**Working data:**
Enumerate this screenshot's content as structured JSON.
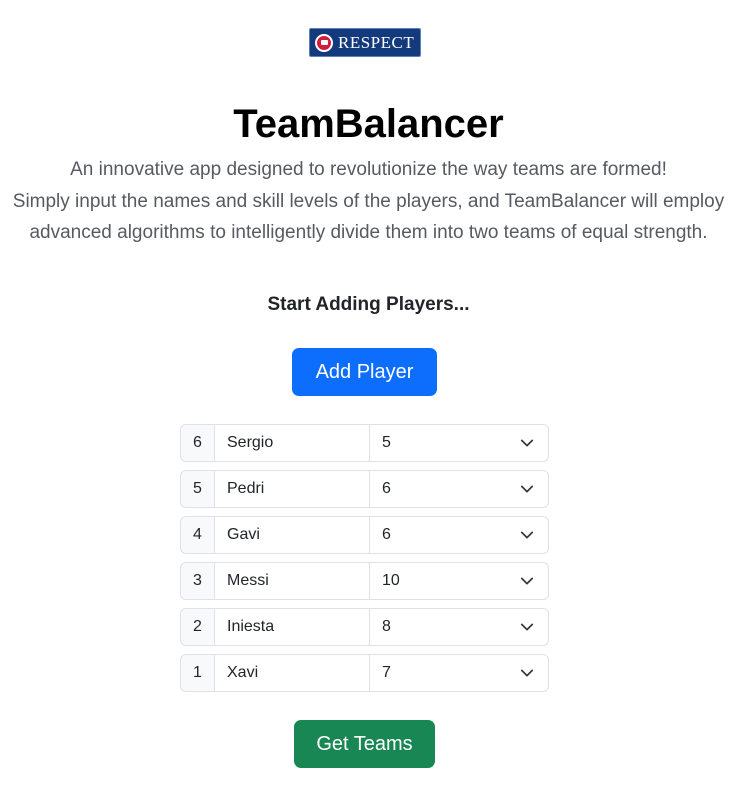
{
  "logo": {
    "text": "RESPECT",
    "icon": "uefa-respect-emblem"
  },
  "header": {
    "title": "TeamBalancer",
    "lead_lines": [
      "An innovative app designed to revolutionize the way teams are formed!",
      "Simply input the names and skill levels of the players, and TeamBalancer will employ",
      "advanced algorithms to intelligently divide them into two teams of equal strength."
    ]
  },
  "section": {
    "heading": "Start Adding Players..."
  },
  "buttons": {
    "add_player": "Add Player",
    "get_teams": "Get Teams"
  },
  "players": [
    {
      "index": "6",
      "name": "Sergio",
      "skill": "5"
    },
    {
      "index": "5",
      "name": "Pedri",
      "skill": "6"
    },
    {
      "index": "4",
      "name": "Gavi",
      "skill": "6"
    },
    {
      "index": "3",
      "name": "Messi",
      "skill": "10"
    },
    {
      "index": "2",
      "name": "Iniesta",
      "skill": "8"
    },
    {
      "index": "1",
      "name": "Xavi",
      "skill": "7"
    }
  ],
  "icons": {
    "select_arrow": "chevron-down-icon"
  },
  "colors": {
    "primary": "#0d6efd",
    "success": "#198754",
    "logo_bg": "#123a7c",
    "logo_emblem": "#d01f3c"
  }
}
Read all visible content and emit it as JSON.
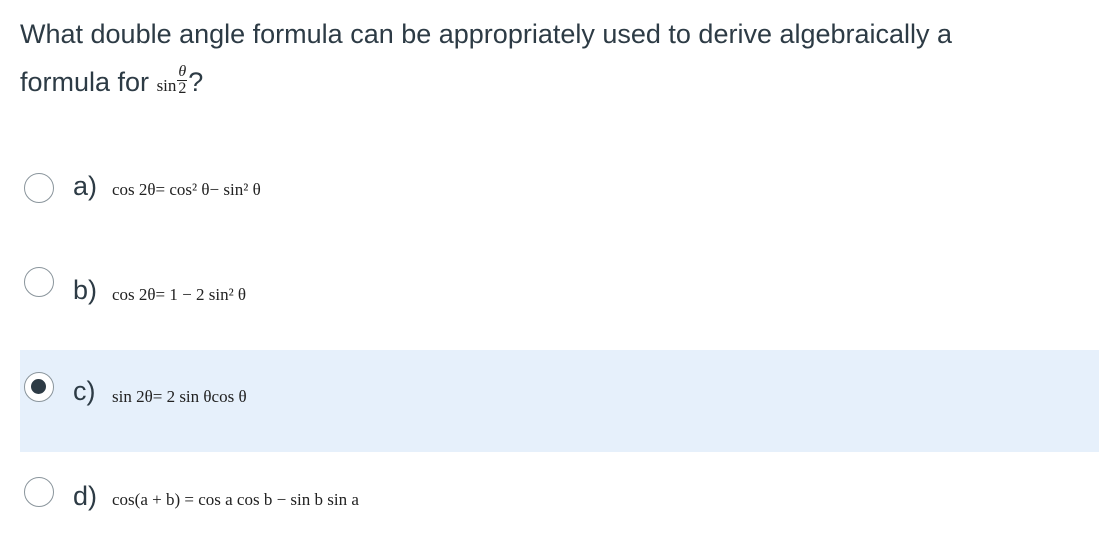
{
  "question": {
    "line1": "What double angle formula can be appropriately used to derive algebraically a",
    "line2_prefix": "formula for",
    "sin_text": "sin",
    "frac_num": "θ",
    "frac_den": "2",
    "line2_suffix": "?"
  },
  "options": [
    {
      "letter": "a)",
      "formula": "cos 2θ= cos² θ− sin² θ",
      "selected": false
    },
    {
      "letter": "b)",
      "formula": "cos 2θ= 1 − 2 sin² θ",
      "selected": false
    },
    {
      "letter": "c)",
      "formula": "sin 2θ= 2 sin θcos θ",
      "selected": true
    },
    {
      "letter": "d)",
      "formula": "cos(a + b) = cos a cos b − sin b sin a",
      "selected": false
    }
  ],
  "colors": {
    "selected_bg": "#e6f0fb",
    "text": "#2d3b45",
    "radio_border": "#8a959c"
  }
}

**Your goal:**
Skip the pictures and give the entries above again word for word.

**Result of this exercise:**
Enumerate this screenshot's content as structured JSON.
{
  "logo": {
    "text": "RESPECT",
    "icon": "uefa-respect-emblem"
  },
  "header": {
    "title": "TeamBalancer",
    "lead_lines": [
      "An innovative app designed to revolutionize the way teams are formed!",
      "Simply input the names and skill levels of the players, and TeamBalancer will employ",
      "advanced algorithms to intelligently divide them into two teams of equal strength."
    ]
  },
  "section": {
    "heading": "Start Adding Players..."
  },
  "buttons": {
    "add_player": "Add Player",
    "get_teams": "Get Teams"
  },
  "players": [
    {
      "index": "6",
      "name": "Sergio",
      "skill": "5"
    },
    {
      "index": "5",
      "name": "Pedri",
      "skill": "6"
    },
    {
      "index": "4",
      "name": "Gavi",
      "skill": "6"
    },
    {
      "index": "3",
      "name": "Messi",
      "skill": "10"
    },
    {
      "index": "2",
      "name": "Iniesta",
      "skill": "8"
    },
    {
      "index": "1",
      "name": "Xavi",
      "skill": "7"
    }
  ],
  "icons": {
    "select_arrow": "chevron-down-icon"
  },
  "colors": {
    "primary": "#0d6efd",
    "success": "#198754",
    "logo_bg": "#123a7c",
    "logo_emblem": "#d01f3c"
  }
}
Read all visible content and emit it as JSON.
{
  "question": {
    "line1": "What double angle formula can be appropriately used to derive algebraically a",
    "line2_prefix": "formula for",
    "sin_text": "sin",
    "frac_num": "θ",
    "frac_den": "2",
    "line2_suffix": "?"
  },
  "options": [
    {
      "letter": "a)",
      "formula": "cos 2θ= cos² θ− sin² θ",
      "selected": false
    },
    {
      "letter": "b)",
      "formula": "cos 2θ= 1 − 2 sin² θ",
      "selected": false
    },
    {
      "letter": "c)",
      "formula": "sin 2θ= 2 sin θcos θ",
      "selected": true
    },
    {
      "letter": "d)",
      "formula": "cos(a + b) = cos a cos b − sin b sin a",
      "selected": false
    }
  ],
  "colors": {
    "selected_bg": "#e6f0fb",
    "text": "#2d3b45",
    "radio_border": "#8a959c"
  }
}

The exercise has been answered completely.